Crews this week were working to remove thousands of dead fish, clams and other animals from Lake Merritt ahead of a punishing heat wave that threatened to exacerbate the smell from thousands of decaying carcasses in the water.
About 1,200 pounds of dead fish were removed from the shores of the popular Oakland waterway Wednesday after the mass die-off over the last week. Their work, which was expected to continue Thursday, was prompted by one of San Francisco Bay’s largest toxic algae blooms in recent memory.
The heat that began Thursday — expected to topple high-temperature records by early next week — threatened to re-energize the outbreak of algae believed responsible for the die-off. Still, experts expressed cautious optimism that the outbreak may be receding.
“I’d like to think the worst is behind us, but we don’t know,” said Eileen White, executive officer of the San Francisco Bay Regional Water Quality Control Board. “It’s in Mother Nature’s hands at this point, and we’re in uncharted territory.”
The so-called “red tide” began when a specific type of phytoplankton, called heterosigma akashiwo — a species that has long been found in and around San Francisco Bay — started multiplying to unprecedented levels earlier this year.
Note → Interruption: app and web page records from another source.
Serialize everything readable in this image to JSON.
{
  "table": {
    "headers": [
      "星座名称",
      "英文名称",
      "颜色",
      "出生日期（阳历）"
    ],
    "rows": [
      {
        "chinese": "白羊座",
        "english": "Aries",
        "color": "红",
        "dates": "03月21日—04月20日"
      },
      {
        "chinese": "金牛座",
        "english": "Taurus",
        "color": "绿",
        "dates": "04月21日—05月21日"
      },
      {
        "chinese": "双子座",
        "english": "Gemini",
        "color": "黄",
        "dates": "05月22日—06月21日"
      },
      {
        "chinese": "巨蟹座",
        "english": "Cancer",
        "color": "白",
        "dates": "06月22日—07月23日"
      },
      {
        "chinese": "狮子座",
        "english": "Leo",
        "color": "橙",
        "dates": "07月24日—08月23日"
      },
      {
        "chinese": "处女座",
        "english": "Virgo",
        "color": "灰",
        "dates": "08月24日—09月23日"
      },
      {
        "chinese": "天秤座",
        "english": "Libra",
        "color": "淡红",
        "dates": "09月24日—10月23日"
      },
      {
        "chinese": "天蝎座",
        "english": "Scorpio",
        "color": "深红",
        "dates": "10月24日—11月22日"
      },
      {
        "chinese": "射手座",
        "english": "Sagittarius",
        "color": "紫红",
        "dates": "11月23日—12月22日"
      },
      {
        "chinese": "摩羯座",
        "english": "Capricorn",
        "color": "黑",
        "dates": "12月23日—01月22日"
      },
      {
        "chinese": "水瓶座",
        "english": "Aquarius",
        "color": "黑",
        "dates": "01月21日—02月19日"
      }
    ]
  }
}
The first signs of trouble came as early as May 2022, when officials from Oakland Public Works and the water board first detected “low levels of contaminants associated with harmful algae blooms,” according to a release by Oakland Public Works.
Broader signs of an outbreak, however, don’t appear to have emerged until late July.
The organisms can flourish in nutrient-rich waters, Kudela said, particularly during the same sunny, hot weather that has visited the Bay Area in recent months. It’s particularly dangerous for fish, because it produces multiple substances — including at least one neurotoxin — that can affect fish gills. However, its toxins don’t typically spread beyond a fish’s gills, meaning that the rest of the fish is generally safe for other animals to eat.
Kudela said that it’s difficult to attribute a specific algae bloom to climate change, but scientists are increasingly seeing the types of conditions in which algae blooms thrive, including hotter weather and droughts that can reduce runoff from the nearby river deltas.
“It’s sort of the combination of these favorable factors, and all of those are being driven by climate change,” Kudela said.
The first signs of an ensuing fish kill came late last week, when carcasses began washing ashore near Oakland and Alameda. Since then, thousands of dead fish have been found across the Bay, including sardines, striped bass, sturgeon, sharks and bat rays.
The California Department of Fish and Wildlife was working to quantify the extent of the die-off, though no figures had been released as of Thursday morning.
Recently, the bloom “seems to have basically crashed and receded, particularly in the South Bay,” said UC Santa Cruz ocean sciences Professor Raphael Kudela, who cited satellite imagery from the NOAA National Centers for Coastal Ocean Science. Where once the bloom covered almost all of the San Francisco Bay, the algae now appears concentrated near Sears Point to the north, and Coyote Hills Regional Park to the south.
Kudela said receding levels of algae offered both good and bad news for fish in the Bay. While lower levels of algae make it less likely that marine life could be fatally poisoned by the tiny phytoplankton, challenges could remain for fish as the algae disappear.
Bacteria eating away at the algae often causes dissolved oxygen levels in the water to plummet — potentially suffocating fish, particularly those living near the bottom of the Bay. Already, in some parts of the South Bay, for instance, oxygen levels have dropped to 10% of normal, Kudela said. Sturgeon and bat rays could be among the species most affected.
Once algae blooms begin to recede, they don’t often double-back and begin spreading once again. But that isn’t always the case, and officials were still trying to nail down exactly why this type of phytoplankton began spreading to such high levels in the first place.
“It’s probably more likely that if it’s going away, it’ll just keep going away,” Kudela said. “But there’s no saying, since we don’t know why it started in the first place.”